LUBBOCK, TX (KCBD) - Barbara Scott’s children are grown and out of the house with children of their own.
“You don’t get letters or phone calls from your kids, grandkids anything anymore, it doesn’t happen. It’s all Facebook,” Scott said.
And with the death of her husband seven years ago, life can seem lonely at times.
“In the good old days, my refrigerator was plastered with pictures and drawings and things that my babies made. Not anymore; I see it on the phone," Scott said.
Scott created a Facebook page where she stays up to date on all of her loved ones activities, but she recently received a friend request from someone she did not know.
The man claimed to be David Goldfein, a four-star general in the United States Air Force.
He told Scott he was stationed overseas, sending pictures of himself with other service members.
“I thought military, lonely, being the sucker that I am. I thought, ‘What is wrong with chatting with him and giving him encouragement to move on?'” Scott asked.
However, Scott’s attitude quickly changed.
“I researched the general, and guess what? The general exists and it is not this guy,” Scott said.
Scott did a quick Google search and found all of the photos this person sent her of the general, were easy to pull from the internet.
Scott called him out, and the person on the other side of the screen admitted he had lied, saying he was just looking for companionship.
“That is how it starts and the next thing you know, they are telling you things like they love you, they need you, they want you," Scott said.
That companionship came with a price.
“He sent me a picture of a lock box and in it, $6.5 million dollars,” Scott said.
The catch? Scott needed to pay the agent who would drop off that box of cash.
The number started at $5,000 then jumped to more than $15,000.
We visited Scott the day the exchange was scheduled to take place, but the agent never showed up.
Instead, he called Scott and asked her to wire him the money, then he would bring her the $6.5 million.
We were recording as Scott decided to pull the plug on the relationship, using voice to text to send whoever was on the other side of that screen a final message.
“I did not get the money," Scott said. "You have tried to scam me. We are definitely through,” Scott told him.
“I want people to understand, there are so many scams out there. It’s frustrating that they can get by with it and not get caught," Scott said.

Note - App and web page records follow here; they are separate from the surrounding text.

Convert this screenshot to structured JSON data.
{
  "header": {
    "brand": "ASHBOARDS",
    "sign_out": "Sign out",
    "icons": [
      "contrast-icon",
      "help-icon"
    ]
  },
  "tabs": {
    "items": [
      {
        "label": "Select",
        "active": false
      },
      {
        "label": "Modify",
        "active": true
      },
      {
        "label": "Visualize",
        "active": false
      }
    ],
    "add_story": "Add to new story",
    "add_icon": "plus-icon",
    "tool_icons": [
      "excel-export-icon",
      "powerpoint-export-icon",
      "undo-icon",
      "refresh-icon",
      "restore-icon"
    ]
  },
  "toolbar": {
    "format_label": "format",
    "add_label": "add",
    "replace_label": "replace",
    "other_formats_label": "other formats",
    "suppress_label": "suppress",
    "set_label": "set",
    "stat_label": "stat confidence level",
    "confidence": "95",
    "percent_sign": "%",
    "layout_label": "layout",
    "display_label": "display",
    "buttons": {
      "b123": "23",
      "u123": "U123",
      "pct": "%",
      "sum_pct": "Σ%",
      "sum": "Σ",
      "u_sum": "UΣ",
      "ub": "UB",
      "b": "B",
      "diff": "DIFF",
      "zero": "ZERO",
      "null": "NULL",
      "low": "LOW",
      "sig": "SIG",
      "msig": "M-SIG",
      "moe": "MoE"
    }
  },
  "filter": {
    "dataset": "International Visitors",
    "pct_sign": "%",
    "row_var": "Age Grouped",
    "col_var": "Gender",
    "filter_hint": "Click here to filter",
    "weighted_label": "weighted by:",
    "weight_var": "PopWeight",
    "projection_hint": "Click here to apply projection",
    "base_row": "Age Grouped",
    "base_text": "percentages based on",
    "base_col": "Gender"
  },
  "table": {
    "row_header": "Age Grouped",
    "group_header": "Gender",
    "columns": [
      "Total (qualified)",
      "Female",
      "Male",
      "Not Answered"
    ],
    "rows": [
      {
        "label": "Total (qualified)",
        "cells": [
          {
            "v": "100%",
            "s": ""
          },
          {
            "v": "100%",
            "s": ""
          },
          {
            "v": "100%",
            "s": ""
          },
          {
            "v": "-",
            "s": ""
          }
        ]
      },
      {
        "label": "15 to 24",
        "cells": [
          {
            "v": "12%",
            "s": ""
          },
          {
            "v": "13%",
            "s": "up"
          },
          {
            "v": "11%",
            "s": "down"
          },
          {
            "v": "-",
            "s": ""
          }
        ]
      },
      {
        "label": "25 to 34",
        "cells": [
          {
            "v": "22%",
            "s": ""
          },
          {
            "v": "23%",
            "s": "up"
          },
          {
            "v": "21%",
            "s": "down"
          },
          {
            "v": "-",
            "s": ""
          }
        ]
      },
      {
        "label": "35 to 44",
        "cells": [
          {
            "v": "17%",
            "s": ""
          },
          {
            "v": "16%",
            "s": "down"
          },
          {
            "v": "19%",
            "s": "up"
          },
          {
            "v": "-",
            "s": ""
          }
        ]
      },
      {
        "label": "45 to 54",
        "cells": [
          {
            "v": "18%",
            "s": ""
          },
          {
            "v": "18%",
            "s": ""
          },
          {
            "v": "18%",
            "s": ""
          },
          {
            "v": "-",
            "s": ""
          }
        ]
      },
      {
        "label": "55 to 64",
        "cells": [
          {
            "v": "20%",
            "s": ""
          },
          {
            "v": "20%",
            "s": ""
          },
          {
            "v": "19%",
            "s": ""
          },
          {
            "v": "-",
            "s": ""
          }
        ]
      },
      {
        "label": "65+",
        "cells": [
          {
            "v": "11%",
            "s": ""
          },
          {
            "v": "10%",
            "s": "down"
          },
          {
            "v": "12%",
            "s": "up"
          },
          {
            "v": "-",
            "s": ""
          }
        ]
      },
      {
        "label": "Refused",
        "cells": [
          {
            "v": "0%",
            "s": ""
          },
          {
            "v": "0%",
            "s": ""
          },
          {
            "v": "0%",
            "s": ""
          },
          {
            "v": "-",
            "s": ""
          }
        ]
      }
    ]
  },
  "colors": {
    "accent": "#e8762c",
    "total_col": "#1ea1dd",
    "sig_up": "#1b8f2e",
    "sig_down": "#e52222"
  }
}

Scott said she knows of people in her community who have fallen for this scam or something similar.
“Just looking for that cure for the little loneliness that you go through,” Scott said.
So, is Scott doing away with Facebook like she did the relationship?
“My first thought was,'No, I’m not going to stay on Facebook, I’m through with it.' Then I start thinking, ‘but what about the adorable pictures and the funny things and the sad things and their lives?’ I need to know what’s going on because I love them more than they will ever know,” Scott said.
Chris Grey is the Chief of Public Affairs for the Department of the Army Criminal Investigation Command.
When we told him about the scam Scott came across, he was not surprised.
“It’s a multi-million dollar business,” Grey said. “Depending on how much money they have stolen from an individual, to be able to extradite them back to the United States, house them, charge them, that type of thing, it costs the government millions. Plus, most of these are working in countries where they are not really keeping any records,” Grey said.
While the likelihood of prosecution is slim, Grey still encourages people to file a complaint with the FBI’s Internet Crime Complaint Center.
“They are tracking these and a lot of times, most of them are coming out of foreign countries, but sometimes there are individuals who are being used within the United States as mules or go-betweens, that type of thing. Some people have been prosecuted," Grey said.
Grey said some scammers have contacted people claiming they need money for leave papers or hospitalization, which is a red flag.
Another red flag? If someone contacts you through social media and says that is their only way to communicate.
Grey said to confirm the person really is who they claim to be, have them send you an e-mail from their work account, which will end in .mil.
“If the person says, ‘I can’t do that, I’m on top secret mission or I don’t have an e-mail address,' they will know right away it’s a fraud,” Grey said.
For additional online romance scam information from the U.S. Army Criminal Investigation Command, click here.